In the last week the atmosphere between Flora and me got a little bit tense and now somehow we started going separate ways. First we wanted to go together to a dinner with Lucia and Elisa (the girls I had met in Uspallata), but minutes before we had to leave she changed her mind. So I grabbed two bottles of wine and went alone. I met the girls in Elisa’s apartement, a really nice place half an hour walk away from the hostel, we had a great dinner and wine and when I walked back to the hostel it was 4.00am.
The next morning, not very surprisingly, I slept in and just managed to get up before the breakfast was over. After a while I started walking (a lot of walking these days) to Palermo, a district in the north-east of Buenos Aires, where a lot of bobo-style art-galleries and restaurants and designer-boutiques have transformed an old run-down district into a hip tourist-place. The open markets kept me busy for a while and when I had enough I changed to the dozens of book-shops on Avenida Santa Fe and Avenida Corrientes. One of these shops (somewhere near Santa Fe – Callao) has to be the greatest bookshop on earth. Ok, the Guardian begs to differ, in their ranking it only came fifth, but come on, it’s a theatre that houses a bookshop! A theatre! Parquet, tiers and gallery are full of bookshelves, in the loges comfy seats invite to stay and read and the stage is turned into little coffee-shop. The best bookshop ever. Unfortunately all the books were in Spanish, so my visit was pure sight-seeing. Back in the hostel I fell asleep reading (boring I know, but did I mention the walking?) while Flora went out with a French girl that stayed in the dorm with us.
The next day I visited another bookshop, an English one this time, and then the famous San Telmo market. San Telmo is the oldest district in Buenos Aires and the market is full of antiquities, art and music. Running around taking pictures an old guitar-player noticed me and tried to tell me his life-story (and make me buy a piece of paper for 10 pesos). He jumped between English and Spanish and right after I finally made my escape an older woman started to tell me about her family. She had overheard that I am from Vienna and had to talk to me because her mother was from there. In the evening I visited the Museo de Arte Latinoamericano de Buenos Aires, the best one so far, featuering mainly modern art. I also wanted to see the Evita-museum but ran out of time. Maybe I should take the bus or metro sometimes. On the other hand I found a great market walking home, wouldn’t want to miss that. On Plaza Francia, with more interesting hand-made stuff than anywhere else.
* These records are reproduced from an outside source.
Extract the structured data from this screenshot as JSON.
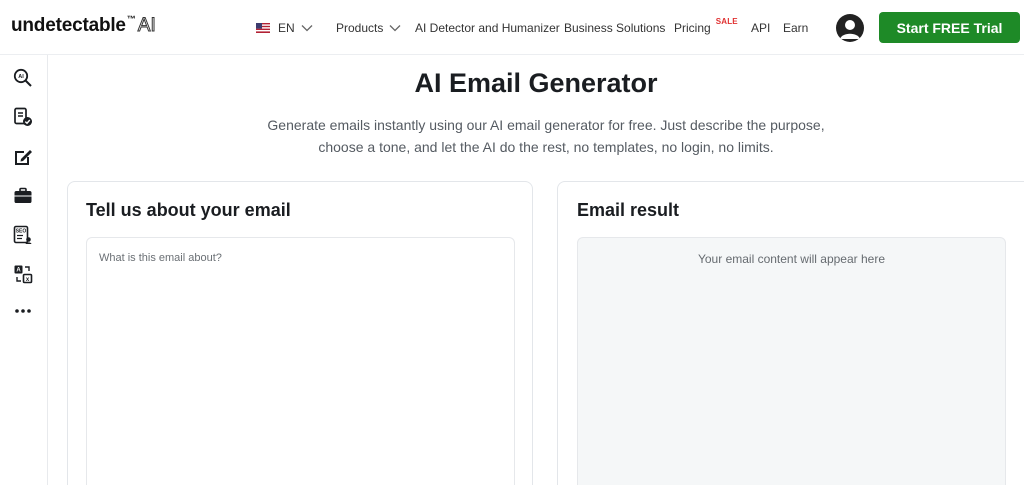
{
  "header": {
    "logo_word": "undetectable",
    "logo_tm": "™",
    "logo_ai": "AI",
    "lang": "EN",
    "nav": {
      "products": "Products",
      "detector": "AI Detector and Humanizer",
      "business": "Business Solutions",
      "pricing": "Pricing",
      "sale_badge": "SALE",
      "api": "API",
      "earn": "Earn"
    },
    "cta": "Start FREE Trial",
    "cta_color": "#1e8a27"
  },
  "sidebar": {
    "icons": [
      "ai-detector-icon",
      "checklist-icon",
      "edit-note-icon",
      "briefcase-icon",
      "seo-icon",
      "translate-icon",
      "more-icon"
    ]
  },
  "main": {
    "title": "AI Email Generator",
    "subtitle_line1": "Generate emails instantly using our AI email generator for free. Just describe the purpose,",
    "subtitle_line2": "choose a tone, and let the AI do the rest, no templates, no login, no limits."
  },
  "input_card": {
    "title": "Tell us about your email",
    "placeholder": "What is this email about?",
    "value": ""
  },
  "result_card": {
    "title": "Email result",
    "placeholder": "Your email content will appear here"
  }
}
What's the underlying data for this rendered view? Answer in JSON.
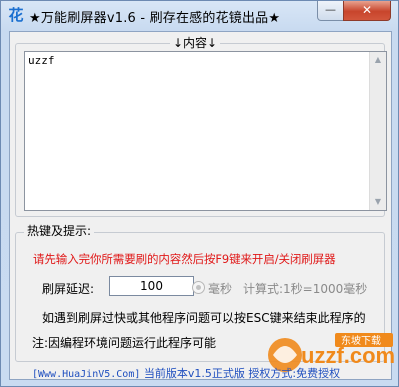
{
  "window": {
    "app_icon_glyph": "花",
    "title": "★万能刷屏器v1.6 - 刷存在感的花镜出品★",
    "minimize_glyph": "—",
    "close_glyph": "✕"
  },
  "content_group": {
    "legend": "↓内容↓",
    "text_value": "uzzf"
  },
  "hotkey_group": {
    "legend": "热键及提示:",
    "instruction": "请先输入完你所需要刷的内容然后按F9键来开启/关闭刷屏器",
    "delay_label": "刷屏延迟:",
    "delay_value": "100",
    "unit_label": "毫秒",
    "calc_label": "计算式:1秒=1000毫秒",
    "hint_line1": "如遇到刷屏过快或其他程序问题可以按ESC键来结束此程序的",
    "hint_line2": "注:因编程环境问题运行此程序可能"
  },
  "footer": {
    "site": "[Www.HuaJinV5.Com]",
    "version": "当前版本v1.5正式版 授权方式:免费授权"
  },
  "watermark": {
    "text": "uzzf.com",
    "tagline": "东坡下载"
  },
  "colors": {
    "instruction": "#e01818",
    "footer": "#1f4fbf",
    "watermark_orange": "#f08a1c"
  }
}
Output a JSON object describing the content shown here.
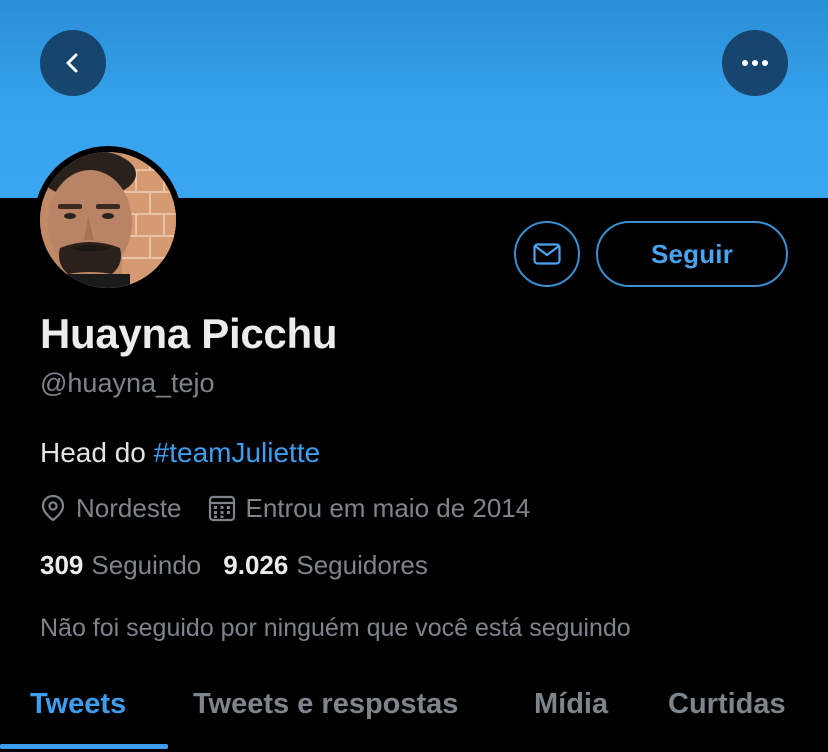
{
  "colors": {
    "banner": "#36a3ee",
    "accent": "#3d9ef0",
    "background": "#000000",
    "secondary_text": "#7d848b"
  },
  "header": {
    "back_icon": "chevron-left-icon",
    "more_icon": "more-dots-icon"
  },
  "profile": {
    "avatar_icon": "avatar-photo",
    "name": "Huayna Picchu",
    "handle": "@huayna_tejo",
    "bio_prefix": "Head do ",
    "bio_hashtag": "#teamJuliette",
    "location": "Nordeste",
    "location_icon": "location-pin-icon",
    "joined": "Entrou em maio de 2014",
    "joined_icon": "calendar-icon",
    "following_count": "309",
    "following_label": "Seguindo",
    "followers_count": "9.026",
    "followers_label": "Seguidores",
    "followed_by_note": "Não foi seguido por ninguém que você está seguindo"
  },
  "actions": {
    "message_icon": "envelope-icon",
    "follow_label": "Seguir"
  },
  "tabs": [
    {
      "label": "Tweets",
      "active": true
    },
    {
      "label": "Tweets e respostas",
      "active": false
    },
    {
      "label": "Mídia",
      "active": false
    },
    {
      "label": "Curtidas",
      "active": false
    }
  ]
}
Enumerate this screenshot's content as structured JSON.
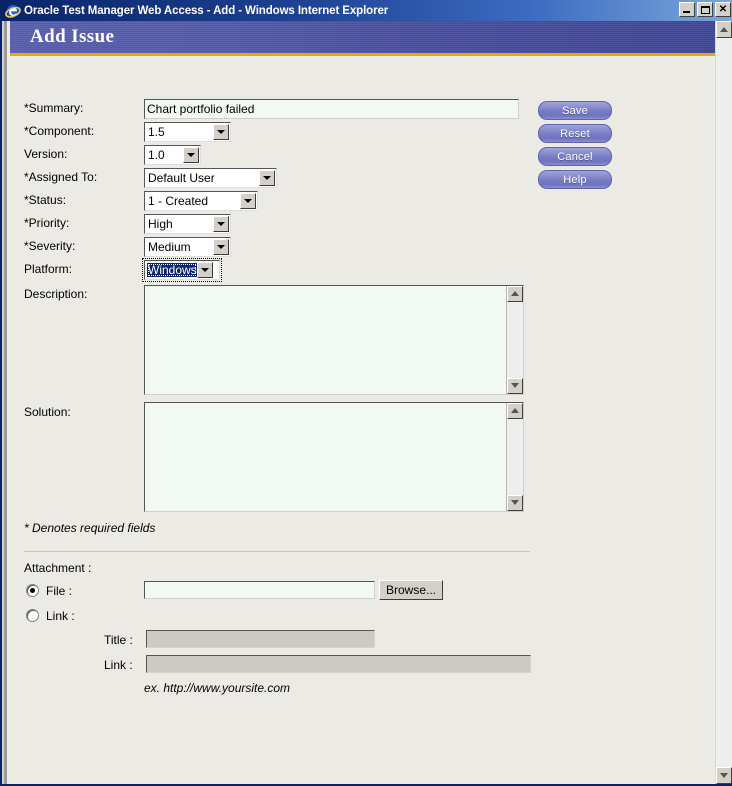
{
  "window": {
    "title": "Oracle Test Manager Web Access - Add - Windows Internet Explorer",
    "icon": "ie-logo-icon",
    "minimize_label": "Minimize",
    "maximize_label": "Maximize",
    "close_label": "Close"
  },
  "page": {
    "header_title": "Add Issue",
    "accent_band": "#4a4f9e",
    "accent_underline": "#f0a500",
    "background": "#eceae4",
    "input_background": "#f2f8f2"
  },
  "form": {
    "fields": [
      {
        "label": "*Summary:",
        "type": "text",
        "value": "Chart portfolio failed"
      },
      {
        "label": "*Component:",
        "type": "select",
        "value": "1.5"
      },
      {
        "label": "Version:",
        "type": "select",
        "value": "1.0"
      },
      {
        "label": "*Assigned To:",
        "type": "select",
        "value": "Default User"
      },
      {
        "label": "*Status:",
        "type": "select",
        "value": "1 - Created"
      },
      {
        "label": "*Priority:",
        "type": "select",
        "value": "High"
      },
      {
        "label": "*Severity:",
        "type": "select",
        "value": "Medium"
      },
      {
        "label": "Platform:",
        "type": "select",
        "value": "Windows",
        "focused": true
      },
      {
        "label": "Description:",
        "type": "textarea",
        "value": ""
      },
      {
        "label": "Solution:",
        "type": "textarea",
        "value": ""
      }
    ],
    "required_note": "* Denotes required fields"
  },
  "buttons": {
    "save": "Save",
    "reset": "Reset",
    "cancel": "Cancel",
    "help": "Help"
  },
  "attachment": {
    "section_label": "Attachment :",
    "file_radio_label": "File :",
    "file_value": "",
    "browse_label": "Browse...",
    "link_radio_label": "Link :",
    "title_label": "Title :",
    "title_value": "",
    "link_label": "Link :",
    "link_value": "",
    "example_text": "ex. http://www.yoursite.com",
    "selected_option": "file"
  }
}
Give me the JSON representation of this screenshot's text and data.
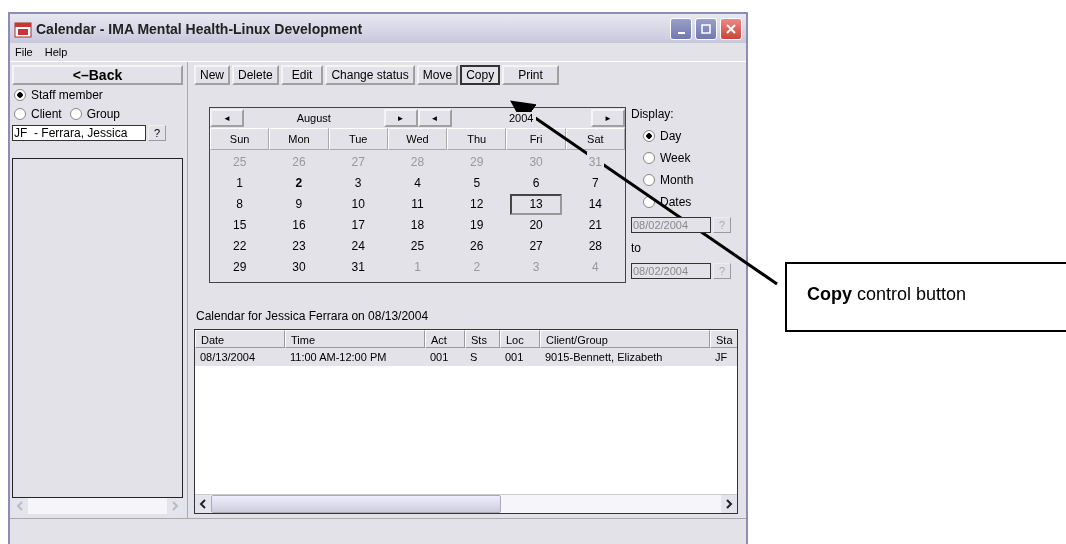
{
  "window": {
    "title": "Calendar - IMA Mental Health-Linux Development"
  },
  "menu": [
    "File",
    "Help"
  ],
  "back_button": "<–Back",
  "toolbar": [
    {
      "label": "New",
      "selected": false
    },
    {
      "label": "Delete",
      "selected": false
    },
    {
      "label": "Edit",
      "selected": false
    },
    {
      "label": "Change status",
      "selected": false
    },
    {
      "label": "Move",
      "selected": false
    },
    {
      "label": "Copy",
      "selected": true
    },
    {
      "label": "Print",
      "selected": false
    }
  ],
  "mode_options": [
    {
      "label": "Staff member",
      "selected": true
    },
    {
      "label": "Client",
      "selected": false
    },
    {
      "label": "Group",
      "selected": false
    }
  ],
  "person_field": {
    "value": "JF  - Ferrara, Jessica",
    "lookup": "?"
  },
  "calendar": {
    "month": "August",
    "year": "2004",
    "prev": "◄",
    "next": "►",
    "weekdays": [
      "Sun",
      "Mon",
      "Tue",
      "Wed",
      "Thu",
      "Fri",
      "Sat"
    ],
    "weeks": [
      [
        {
          "text": "25",
          "kind": "other",
          "selected": false
        },
        {
          "text": "26",
          "kind": "other",
          "selected": false
        },
        {
          "text": "27",
          "kind": "other",
          "selected": false
        },
        {
          "text": "28",
          "kind": "other",
          "selected": false
        },
        {
          "text": "29",
          "kind": "other",
          "selected": false
        },
        {
          "text": "30",
          "kind": "other",
          "selected": false
        },
        {
          "text": "31",
          "kind": "other",
          "selected": false
        }
      ],
      [
        {
          "text": "1",
          "kind": "normal",
          "selected": false
        },
        {
          "text": "2",
          "kind": "today",
          "selected": false
        },
        {
          "text": "3",
          "kind": "normal",
          "selected": false
        },
        {
          "text": "4",
          "kind": "normal",
          "selected": false
        },
        {
          "text": "5",
          "kind": "normal",
          "selected": false
        },
        {
          "text": "6",
          "kind": "normal",
          "selected": false
        },
        {
          "text": "7",
          "kind": "normal",
          "selected": false
        }
      ],
      [
        {
          "text": "8",
          "kind": "normal",
          "selected": false
        },
        {
          "text": "9",
          "kind": "normal",
          "selected": false
        },
        {
          "text": "10",
          "kind": "normal",
          "selected": false
        },
        {
          "text": "11",
          "kind": "normal",
          "selected": false
        },
        {
          "text": "12",
          "kind": "normal",
          "selected": false
        },
        {
          "text": "13",
          "kind": "normal",
          "selected": true
        },
        {
          "text": "14",
          "kind": "normal",
          "selected": false
        }
      ],
      [
        {
          "text": "15",
          "kind": "normal",
          "selected": false
        },
        {
          "text": "16",
          "kind": "normal",
          "selected": false
        },
        {
          "text": "17",
          "kind": "normal",
          "selected": false
        },
        {
          "text": "18",
          "kind": "normal",
          "selected": false
        },
        {
          "text": "19",
          "kind": "normal",
          "selected": false
        },
        {
          "text": "20",
          "kind": "normal",
          "selected": false
        },
        {
          "text": "21",
          "kind": "normal",
          "selected": false
        }
      ],
      [
        {
          "text": "22",
          "kind": "normal",
          "selected": false
        },
        {
          "text": "23",
          "kind": "normal",
          "selected": false
        },
        {
          "text": "24",
          "kind": "normal",
          "selected": false
        },
        {
          "text": "25",
          "kind": "normal",
          "selected": false
        },
        {
          "text": "26",
          "kind": "normal",
          "selected": false
        },
        {
          "text": "27",
          "kind": "normal",
          "selected": false
        },
        {
          "text": "28",
          "kind": "normal",
          "selected": false
        }
      ],
      [
        {
          "text": "29",
          "kind": "normal",
          "selected": false
        },
        {
          "text": "30",
          "kind": "normal",
          "selected": false
        },
        {
          "text": "31",
          "kind": "normal",
          "selected": false
        },
        {
          "text": "1",
          "kind": "other",
          "selected": false
        },
        {
          "text": "2",
          "kind": "other",
          "selected": false
        },
        {
          "text": "3",
          "kind": "other",
          "selected": false
        },
        {
          "text": "4",
          "kind": "other",
          "selected": false
        }
      ]
    ]
  },
  "display": {
    "label": "Display:",
    "options": [
      {
        "label": "Day",
        "selected": true
      },
      {
        "label": "Week",
        "selected": false
      },
      {
        "label": "Month",
        "selected": false
      },
      {
        "label": "Dates",
        "selected": false
      }
    ],
    "from": {
      "value": "08/02/2004",
      "lookup": "?",
      "disabled": true
    },
    "to_label": "to",
    "to": {
      "value": "08/02/2004",
      "lookup": "?",
      "disabled": true
    }
  },
  "schedule": {
    "caption": "Calendar for Jessica Ferrara on 08/13/2004",
    "columns": [
      "Date",
      "Time",
      "Act",
      "Sts",
      "Loc",
      "Client/Group",
      "Sta"
    ],
    "rows": [
      [
        "08/13/2004",
        "11:00 AM-12:00 PM",
        "001",
        "S",
        "001",
        "9015-Bennett, Elizabeth",
        "JF"
      ]
    ]
  },
  "callout": {
    "text": "**Copy** control button"
  }
}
Flora’s French friend turned out to be half German, so I can actually understand her. Although they are still talking French all the time.
Two more days, more walking, more shops and more museums ahead. I actually start to like Buenos Aires.